DATASET RECORDS =>
-- Opening Marker --

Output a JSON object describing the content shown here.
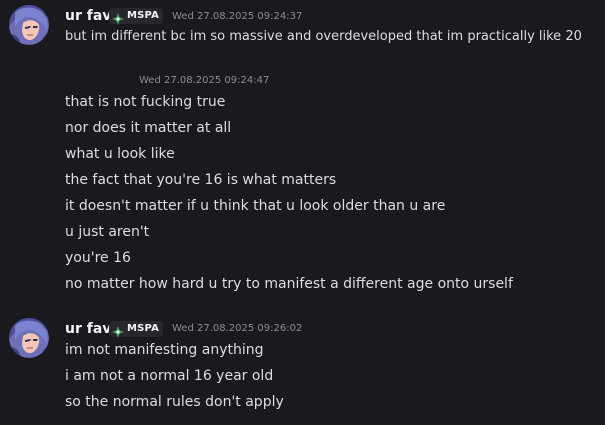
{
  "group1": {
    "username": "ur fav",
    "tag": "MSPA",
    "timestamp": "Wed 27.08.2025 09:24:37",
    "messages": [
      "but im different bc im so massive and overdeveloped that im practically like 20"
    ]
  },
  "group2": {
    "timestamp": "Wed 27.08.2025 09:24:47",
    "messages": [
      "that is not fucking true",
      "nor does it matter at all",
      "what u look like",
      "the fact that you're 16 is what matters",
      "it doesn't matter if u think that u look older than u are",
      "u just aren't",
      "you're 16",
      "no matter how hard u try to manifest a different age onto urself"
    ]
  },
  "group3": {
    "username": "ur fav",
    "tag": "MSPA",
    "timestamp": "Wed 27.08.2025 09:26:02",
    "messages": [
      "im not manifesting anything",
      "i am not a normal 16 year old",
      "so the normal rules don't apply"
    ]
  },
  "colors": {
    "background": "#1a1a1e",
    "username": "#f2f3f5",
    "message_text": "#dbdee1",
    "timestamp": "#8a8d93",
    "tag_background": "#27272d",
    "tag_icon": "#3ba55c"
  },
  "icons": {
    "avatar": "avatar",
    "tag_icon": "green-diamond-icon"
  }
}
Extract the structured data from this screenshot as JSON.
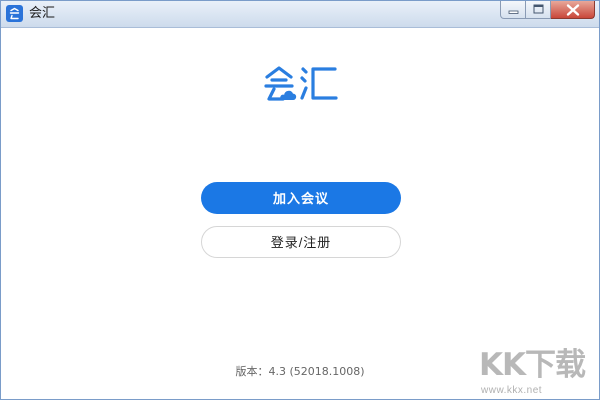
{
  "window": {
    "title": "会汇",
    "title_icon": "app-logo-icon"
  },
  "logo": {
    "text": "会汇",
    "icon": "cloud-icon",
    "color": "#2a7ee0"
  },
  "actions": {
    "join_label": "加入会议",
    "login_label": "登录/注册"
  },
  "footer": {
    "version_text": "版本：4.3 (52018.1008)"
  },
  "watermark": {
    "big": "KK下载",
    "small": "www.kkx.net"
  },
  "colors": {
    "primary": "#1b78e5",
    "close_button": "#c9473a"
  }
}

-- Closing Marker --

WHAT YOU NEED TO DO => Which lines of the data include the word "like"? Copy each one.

SOLUTION BELOW =>
      "but im different bc im so massive and overdeveloped that im practically like 20"
      "what u look like",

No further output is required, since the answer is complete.